|"Frey" by hellanim.deviantart.com|
In Germanic polytheism, neatly put, Freyr is the God of good times, peace and plenty. He is a protecting God of the earth and a male fertility God par excellence. Of the Roman Gods he is most like Faunus. Like Faunus, Freyr is associated with the fruitful earth and fertile flocks. Implicitly, both Gods are strongly associated with male sexuality. Respected Cambridge scholar H R Ellis Davidson goes so far as to speculate that ceremonies involving sexual abandon may have been among the wilder rites associated with Freyr in pre-Christian times (Gods and Myths of Northern Europe at 126), something that can easily be associated with the pleasure loving Faunus, who enables mating amongst livestock and fertile fields. This sexual aspect of the God is not simply about hedonism, it is about something far more serious and fundamental – it represents an affirmation of life and a continuation of this same force. For Freyr is not only fertile, he is wise (Poetic Edda; Skirnir’s Journey). When Freyr is honoured crops succeed, livestock flourishes and people enjoy good health. H R Ellis Davidson describes Freyr thus:

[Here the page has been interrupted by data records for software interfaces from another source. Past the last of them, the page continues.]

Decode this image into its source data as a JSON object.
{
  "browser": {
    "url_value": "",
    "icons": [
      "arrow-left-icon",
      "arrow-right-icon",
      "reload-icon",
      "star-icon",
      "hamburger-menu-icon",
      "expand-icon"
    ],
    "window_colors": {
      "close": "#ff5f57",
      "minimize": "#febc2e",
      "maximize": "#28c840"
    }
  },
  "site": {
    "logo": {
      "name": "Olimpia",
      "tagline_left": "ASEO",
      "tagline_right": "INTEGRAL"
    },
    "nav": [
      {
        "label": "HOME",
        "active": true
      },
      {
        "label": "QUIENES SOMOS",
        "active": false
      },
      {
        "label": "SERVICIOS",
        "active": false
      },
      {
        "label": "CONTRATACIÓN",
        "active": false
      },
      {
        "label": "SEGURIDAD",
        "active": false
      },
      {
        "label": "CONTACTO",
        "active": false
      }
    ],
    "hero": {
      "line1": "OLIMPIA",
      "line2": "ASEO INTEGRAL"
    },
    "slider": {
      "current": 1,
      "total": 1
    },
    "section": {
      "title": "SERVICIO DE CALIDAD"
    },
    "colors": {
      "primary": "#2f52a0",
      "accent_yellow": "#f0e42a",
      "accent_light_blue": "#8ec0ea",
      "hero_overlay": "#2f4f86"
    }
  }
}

“the Gods and Goddesses who brought peace and plenty to men were known as the Vanir … The God who stands out most prominently in the literature is called Freyr, a name meaning ‘Lord’. His twin sister was Freyja, ‘Lady’ [fertility Goddess of love], and their father was the God Njord [God of the fertile sea]. Freyr was said to have been worshipped by the Swedes at Uppsala in the late Viking Age, along with Thor and Odin [foremost of the Aesir Gods], and to have been represented in the temple there by a phallic image. He was described as the God who dispensed peace and plenty to men, and who was invoked at marriages [Scandinavian Mythology at 74].”
Thus it seems that just as Freyja (who is very like the Roman Venus) deals with female sexuality and fertility so is Freyr essentially a God of male sexual virility and fertility.